That is not to say that Iran is willing to sacrifice its interests in Syria, which are apparently deep enough to have warranted such costs in the first place. Whatever agreement is struck between the Syrian regime and its opposition will have to ensure that Iran maintains a healthy degree of influence in Damascus, or else Iran will undoubtedly favor the status quo, despite the overhead. But influence can come in many shades and certainly can be felt long after the passing of the Assad family’s reign.
In fact, by entertaining a political transition in Syria, Iran could well realize a broader set of interests. This includes the long-sought recognition that Iran is a regional power, armed with enough political influence to act as a broker between warring parties elsewhere. Should the U.S. overcome its stubborn refusal to permit Iran’s participation at Geneva II, the White House will have delivered to Iran what it has always sought: U.S. recognition that Iran cannot so easily be ignored. In doing so, however, the U.S. will turn the onus back on Iran, forcing it to live up to its promise and to deliver the political transition any deal to end the conflict requires. If Iran fails to do so, then it will have secured a narrow, perhaps fleeting victory in Syria, but lost the much larger battle for regional standing. Obviously, the pressure to deliver would be squarely on Iran’s shoulders.
Furthermore, at a time when the U.S. and Iran are speaking to each other, and the possibility exists for Iran’s reintegration into the world community after 34 years, Iran is incentivized to undertake such action as would reciprocate an American invitation to Geneva. Better than most, Iran appreciates the need to resolve the conflict in Syria. If doing so would likewise put Iran in the good graces of the U.S., then all the better, especially at such a sensitive point in the nuclear negotiations.
This all, of course, requires flexibility from the United States. As the International Crisis Group noted in a September statement, the U.S. needs to be “flexible with regards to timing and specific modalities [regarding Assad’s departure].” If Iran is willing to push Assad out, then the least the U.S. can do is accommodate the Iranians regarding the means by which the transition takes place. One possibility, entirely speculative, is that Assad depart office upon the end of his term, which, according to reforms he enacted early in the conflict, takes place next year. That would provide both the time for Geneva II participants to work out how exactly the transition will work, as well as a face-saving measure for Assad so that he can, however shamelessly, claim to be sacrificing himself to save a nation.

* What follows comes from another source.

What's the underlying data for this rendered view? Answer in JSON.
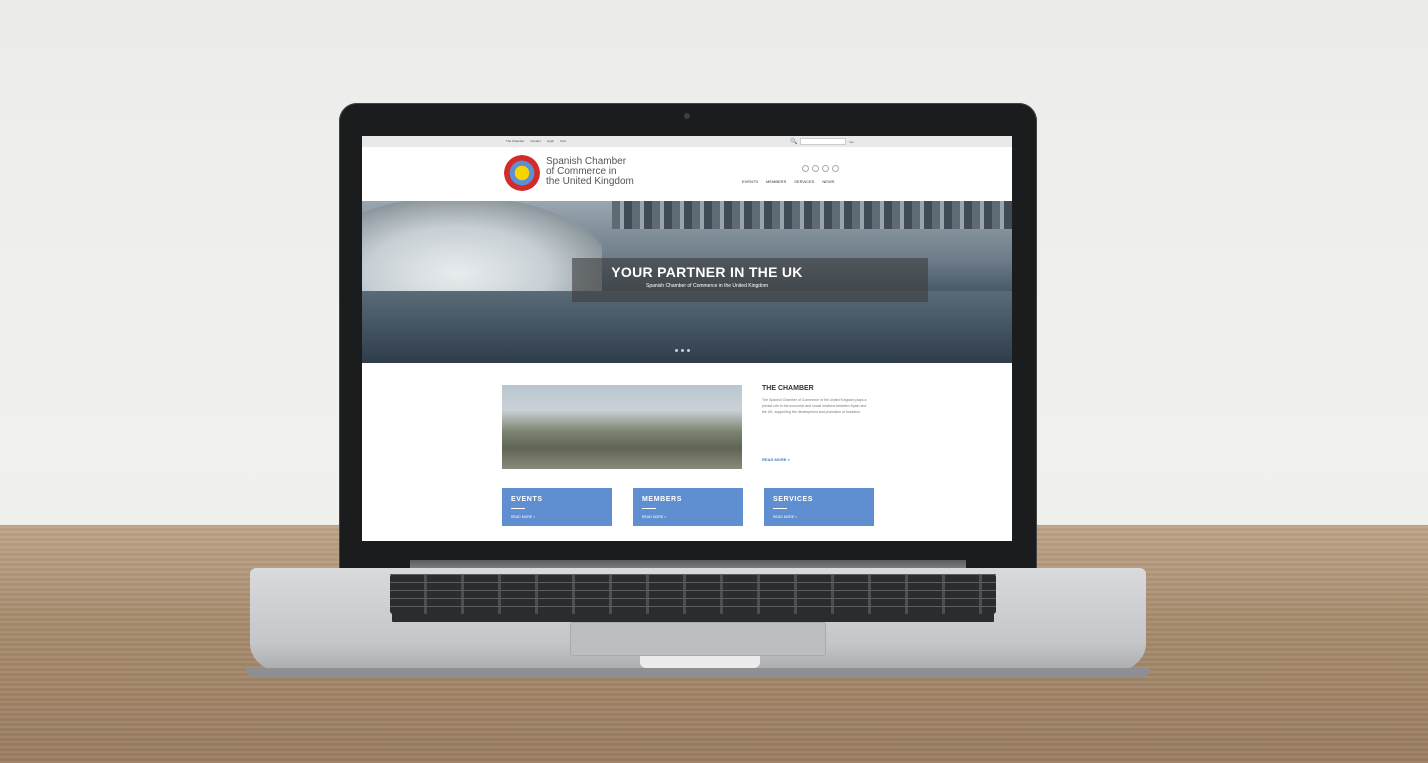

Is any of this, in fact, possible? That is entirely unclear. But until the U.S. includes Iran in the Geneva II process, one thing is absolutely certain: the Syrian civil war will continue on its interminable path.